The result of this is that we are able to have loops in the graph of our FRP network. This is fine, and is often very useful, but we need a language extension to be able to input them into Haskell in a convenient manner.

Imagine that we had an application that contained a counter that we wrote earlier, and that we wanted to specify an upper limit for the value of the counter.

We could add something like this to the settings page for the application:

and then plumb the results into a revised form of our counter.

We would start with our old counter:

and then pass in the limit:

We can then check if we are within the limit:

and use that to create a version of eAdd which only fires if we are within the bounds of the limit:

Now all we have to do is replace the use of eAdd in the foldDyn with eAddOK.

That is going to look a little weird and fail to compile, due to the cyclic dependency it introduces:

but we can resolve this by adding the RecursiveDo language pragma and replacing the the do keyword with mdo:

If you play around with this:

you’ll see that it works, and that it is linked to the limit widget above.

If we hadn’t needed the MonadFix constraint in order to use foldDyn, we would need it now in order to use mdo.

We could take this further, and create a data type to manage the settings:

We can pull the settings apart for use in our counter:

and we can build the settings up from the individual pieces on our hypothetical settings page:

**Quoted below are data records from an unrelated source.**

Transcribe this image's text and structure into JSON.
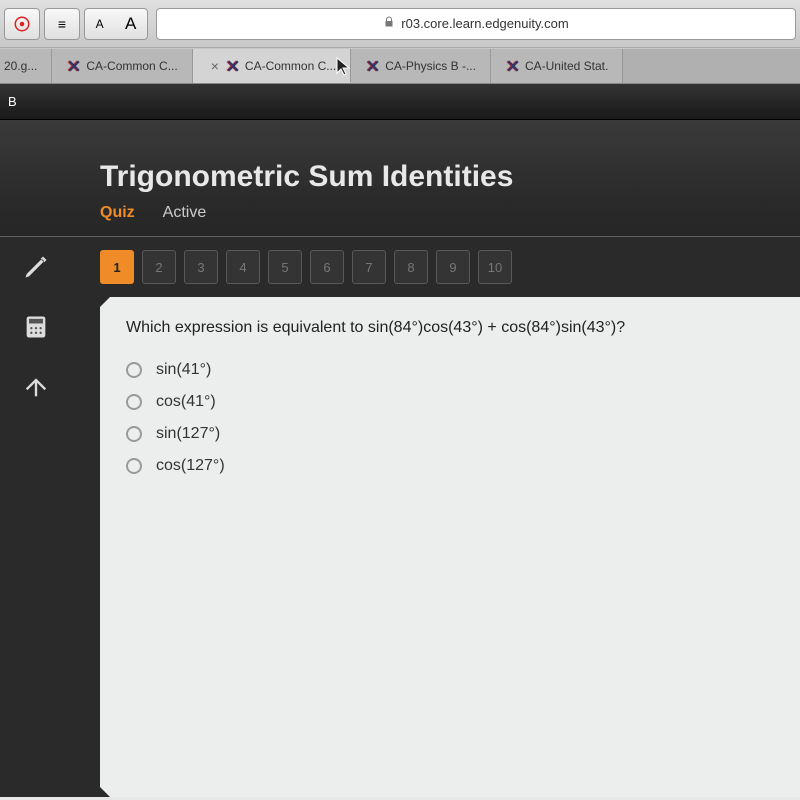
{
  "browser": {
    "url": "r03.core.learn.edgenuity.com",
    "text_size_a": "A",
    "text_size_a2": "A",
    "reader_icon": "≡"
  },
  "tabs": [
    {
      "label": "20.g..."
    },
    {
      "label": "CA-Common C..."
    },
    {
      "label": "CA-Common C..."
    },
    {
      "label": "CA-Physics B -..."
    },
    {
      "label": "CA-United Stat."
    }
  ],
  "header_letter": "B",
  "lesson": {
    "title": "Trigonometric Sum Identities",
    "quiz": "Quiz",
    "status": "Active"
  },
  "question_numbers": [
    "1",
    "2",
    "3",
    "4",
    "5",
    "6",
    "7",
    "8",
    "9",
    "10"
  ],
  "active_question": "1",
  "question": {
    "text": "Which expression is equivalent to sin(84°)cos(43°) + cos(84°)sin(43°)?",
    "options": [
      "sin(41°)",
      "cos(41°)",
      "sin(127°)",
      "cos(127°)"
    ]
  }
}
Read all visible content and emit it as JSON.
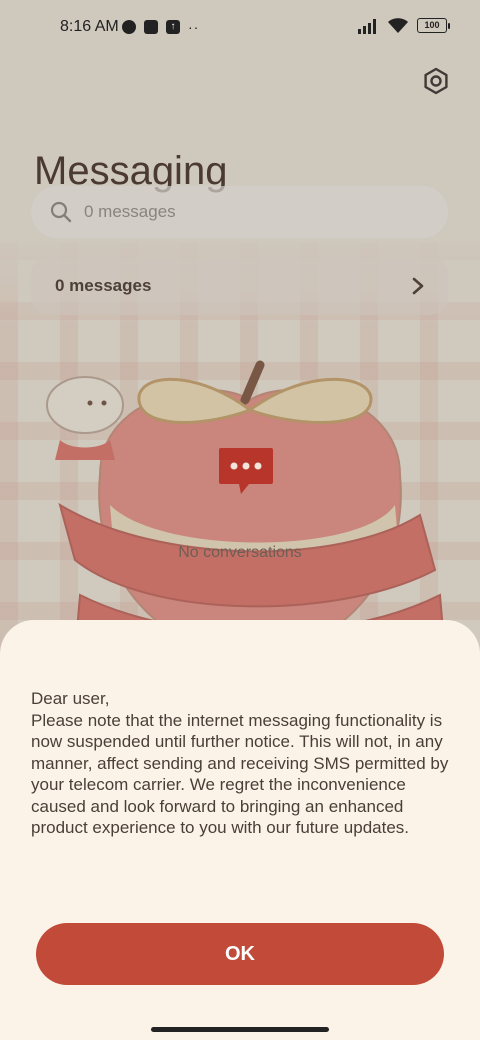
{
  "status_bar": {
    "time": "8:16 AM",
    "left_icons": [
      "vpn-icon",
      "notification-square-icon",
      "upload-icon"
    ],
    "overflow": "··",
    "right_icons": [
      "signal-icon",
      "wifi-icon"
    ],
    "battery": "100"
  },
  "header": {
    "title": "Messaging",
    "settings_icon": "gear-icon"
  },
  "search": {
    "placeholder": "0 messages",
    "icon": "search-icon"
  },
  "summary": {
    "label": "0 messages",
    "icon": "chevron-right-icon"
  },
  "empty_state": {
    "icon": "chat-bubble-icon",
    "text": "No conversations"
  },
  "dialog": {
    "message": "Dear user,\nPlease note that the internet messaging functionality is now suspended until further notice. This will not, in any manner, affect sending and receiving SMS permitted by your telecom carrier. We regret the inconvenience caused and look forward to bringing an enhanced product experience to you with our future updates.",
    "ok_label": "OK"
  },
  "colors": {
    "accent": "#c24a38",
    "sheet_background": "#fbf3e8",
    "title_text": "#4a3a30"
  }
}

We’re still playing with basic examples, but hopefully these examples plus a bit of imagination are enough to help see the usefulness of building up, passing around and pulling apart first-class values for state management.

Removing extraneous updates

There is a small trap here when we start decomposing our Dynamics.

Imagine that we constructed a Dynamic that keeps track of a pair of Colours:

and in some other part of our application we would like to break that pair apart into a pair of Dynamics:

This probably won’t do what we want.

Imagine that the first Event passed to dynPair never fires. Whenever the second Event passed to dynPair fires, the output Dynamic will update. If that output is passed through splitPair we’ll have a pair of Dynamics that are updating, although the first of these will have an Event firing that doesn’t correspond to a change in state.

This is particularly problematic if we’re trying to minimize the number of times we have to update a DOM tree.

We can see that in action here if we click back and forth between “Red” and “Blue” for one set of inputs:

We can solve this by using holdUniqDyn:

to create a new version of splitPair:

Which does what we want with respect to minimizing unnecessary updates:

This highlights an additional issue with our implementation of dynPair - if we clicked the same button over and over, we’d trigger updates even when the state wasn’t changing. If this was important to us we could address this by using holdUniqDyn within dynPair itself.

Playing along at home

If you want to test out your understanding of Dynamics, there are Dynamic-themed exercises here. These exercises build up incrementally as the series progresses, so it would probably best to start the exercises beginning at the start of the series.

Next up

We now have all the pieces that we need to build an FRP network.

In the next post we’ll start looking at how to create DOM elements using reflex-dom.

We’re preparing educational materials about the reflex library, and using it to see what exciting things we can do with FRP.

> Dave Laing

Dave is a programmer working at the Queensland Functional Programming Lab.